**PROBLEM REQUIREMENTS**
Count the lines below holding "workout" and answer with that number only.

**Dataset excerpts**
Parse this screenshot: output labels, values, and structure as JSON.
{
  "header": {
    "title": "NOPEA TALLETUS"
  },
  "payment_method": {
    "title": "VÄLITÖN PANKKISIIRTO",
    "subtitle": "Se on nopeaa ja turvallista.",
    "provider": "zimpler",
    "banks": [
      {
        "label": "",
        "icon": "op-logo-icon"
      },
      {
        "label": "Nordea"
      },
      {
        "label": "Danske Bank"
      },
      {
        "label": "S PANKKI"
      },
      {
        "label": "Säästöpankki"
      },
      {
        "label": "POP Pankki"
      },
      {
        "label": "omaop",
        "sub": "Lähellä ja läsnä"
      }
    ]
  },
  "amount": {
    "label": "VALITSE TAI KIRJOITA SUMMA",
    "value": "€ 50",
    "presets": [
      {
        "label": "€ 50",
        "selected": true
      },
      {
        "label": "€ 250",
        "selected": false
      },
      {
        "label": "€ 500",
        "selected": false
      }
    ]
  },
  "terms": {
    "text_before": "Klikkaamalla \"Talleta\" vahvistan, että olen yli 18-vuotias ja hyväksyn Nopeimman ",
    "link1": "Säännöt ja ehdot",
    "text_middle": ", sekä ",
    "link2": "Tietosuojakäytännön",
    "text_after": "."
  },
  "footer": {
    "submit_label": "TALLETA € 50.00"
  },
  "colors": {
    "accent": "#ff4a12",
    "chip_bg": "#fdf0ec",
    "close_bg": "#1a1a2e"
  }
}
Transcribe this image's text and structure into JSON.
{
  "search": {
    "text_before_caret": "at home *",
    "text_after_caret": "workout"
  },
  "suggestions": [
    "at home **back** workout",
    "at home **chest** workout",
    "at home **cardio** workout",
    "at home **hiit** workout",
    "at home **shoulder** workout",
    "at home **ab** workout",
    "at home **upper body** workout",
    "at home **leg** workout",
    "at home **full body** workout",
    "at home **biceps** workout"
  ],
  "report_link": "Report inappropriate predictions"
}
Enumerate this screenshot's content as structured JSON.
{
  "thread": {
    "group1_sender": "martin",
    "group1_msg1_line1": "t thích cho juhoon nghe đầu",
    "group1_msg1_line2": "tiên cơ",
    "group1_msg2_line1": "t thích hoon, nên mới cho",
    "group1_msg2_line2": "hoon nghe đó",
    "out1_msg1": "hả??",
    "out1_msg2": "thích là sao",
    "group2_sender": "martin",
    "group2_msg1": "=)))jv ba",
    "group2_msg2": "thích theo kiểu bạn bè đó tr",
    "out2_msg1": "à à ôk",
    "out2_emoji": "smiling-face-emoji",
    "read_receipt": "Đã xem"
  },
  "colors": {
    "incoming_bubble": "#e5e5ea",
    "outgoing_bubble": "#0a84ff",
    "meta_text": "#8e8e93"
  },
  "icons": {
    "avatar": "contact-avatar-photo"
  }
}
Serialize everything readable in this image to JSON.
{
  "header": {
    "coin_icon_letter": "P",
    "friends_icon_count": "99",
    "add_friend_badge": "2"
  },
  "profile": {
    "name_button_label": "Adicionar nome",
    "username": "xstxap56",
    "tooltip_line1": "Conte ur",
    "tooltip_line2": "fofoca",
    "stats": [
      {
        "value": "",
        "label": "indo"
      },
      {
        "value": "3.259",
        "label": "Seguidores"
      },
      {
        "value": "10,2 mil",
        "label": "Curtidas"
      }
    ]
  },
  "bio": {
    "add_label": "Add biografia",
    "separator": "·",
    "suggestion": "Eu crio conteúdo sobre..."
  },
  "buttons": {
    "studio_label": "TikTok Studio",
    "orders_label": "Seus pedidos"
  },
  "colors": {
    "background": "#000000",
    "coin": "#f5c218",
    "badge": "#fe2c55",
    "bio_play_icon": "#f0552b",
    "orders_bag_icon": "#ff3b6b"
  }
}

**OUTPUT FOR THIS TASK**
11